Sea to Summit SUP ambassador Paul Clark recently completed a self-supported SUP run down a 100 mile stretch of the Deschutes River in Oregon. We caught up with him upon his return.
Paul, you recently SUPed 100 miles on the Lower Deschutes River in Oregon. Tell us about your route.
The Lower Deschutes is a 100 mile stretch of river from Warm Springs to the Columbia River at Heritage Park. It’s a celebrated trout and steelhead fishing river, so fly fishermen are the main enthusiasts who come to the river from all over the world. It’s a destination for multi-day floats, especially between Warm Springs and Maupin, the only towns along this section of the river. On a paddleboard, it’s pretty easy to move quickly. I once paddled the entire “Lower D” in a 16 hour period. So, my most recent trip there seemed like a casual trip, drifting into river time over a four day period.
The Deschutes has some pretty big rapids, were they difficult to run on a SUP board?

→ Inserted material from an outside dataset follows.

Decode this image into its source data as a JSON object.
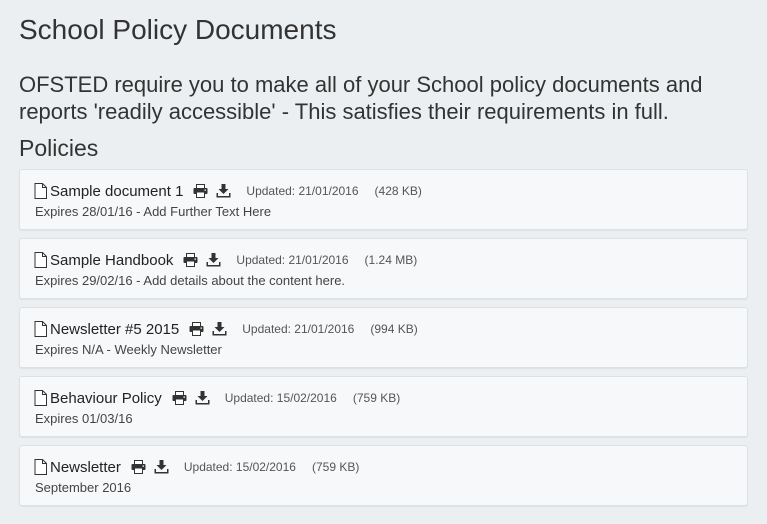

There are a number of rapids on the Lower D, with more than a dozen rated Class III and above. One mandatory portage of Class VI Sherars Falls at the halfway mark is a true spectacle. Paddling through rapids is a great challenge. But the nice thing about SUP is the fact that you can stand, of course, but also kneel or sit and paddle like a canoe or kayak. In some ways, it’s safer than whitewater kayaking because you are not obliged to roll the kayak when you capsize. I have been a raft guide and a long distance sea kayaker. I read rivers and turbulent water much better now that I am an experienced paddle boarder.
When there isn’t whitewater the river is swift. I average about 6 mph on the Lower D and speed as much as 12mph in some places. That’s fast for a board. With a clear river, rocks and river bed are visible and it feels like flying. I love it!
What type of gear do you take on a multi-day SUP trip like this?
I prefer to travel as light and fast and efficiently as possible. With gear lashed in dry bags to the deck of the board, SUP is a perfect vehicle for long distance paddling. Sea to Summit Hydraulic Dry Pack and SUP Deck Bag is luggage of choice for these kinds of trips. It’s easy to tie down the bags with cam-straps because of the loops on the bags. Why no other brand uses this technology blows my mind.
I have been using the Escapist Bug Tent and Escapist Tarp on paddle board overnighters lately, from Panama to rivers here in Oregon. What I like about this system is the weight or lack thereof, and the fact there are no poles to break. It all packs away very nicely. When setting up, I actually put the board under the tent. Regardless of uneven or rough terrain, I’m able to sleep comfortably right on the parked board! Got to love it.
My SUP trips aren’t too much different than lightweight backpacking. Yes, I do have to bring more gear applicable to water, including helmets, PFDs, paddles, pumps, etc. But, aesthetically, multi-day paddle boarding is backpacking.
Do you have a favorite backcountry food?
I like food that is easy to prepare in the field. I usually bring dehydrated foods, nuts, energy bars, etc. Cooking rarely is more than boiling water to rehydrate my meals. On this recent Lower Deschutes trip, I was glutinous. I packed in all my food in a soft-sided Yeti Hopper cooler. This allowed me to have fruit and vegetables like blueberries and spinach, as well as steel cut oats, and home prepared meals with chicken and eggs. Wow. It will be hard to return to the packaged stuff on future trips. Regardless of what I eat, I use the Seat to Summit X-Pot, X-Bowl, and X-Mug. I love that it all packs within itself and takes up as much space as a Frisbee.
What about beverages?
Unlike other people on the river, I drink just water. Coffee in the mornings is a ritual at home and in the field. I won’t refuse a beer if one comes my way, but it doesn’t trouble me to leave it behind. My board is more a sports car than party barge. Ha!
We heard a rumor that you may have run into a little trouble with the law on this trip; what is that all about?
The Deschutes is managed by a lot of different agencies. BLM, Warm Springs Reservation, private property restrictions, etc. Boater’s passes are used to regulate crowding. Early in the season, I spaced buying the required $2 per day boaters pass. This year a paddle board is considered a boat. On my final day, actually just as I was coming to shore at Heritage Park a police officer happened to be passing. We chatted about SUP, my gear, etc. He then asked about my boater’s pass. Bam. No pass, here is your $160 ticket. Ouch. It pays to be legal, I guess.
Any advice for someone who wants to get into overnight SUP trips?
Always my advice is to know your gear as best as you can. The more intimate you are with your equipment, the less you need to bring along. Less gear well-chosen makes for efficient travel. Because you are limited on a paddleboard, gear has to be wisely selected.
What do you have planned for your next adventure?
I keep my horizons open. But river trips in Colorado and Idaho are in the near future, with an exciting first of a kind paddle in Alaska. Stay tuned.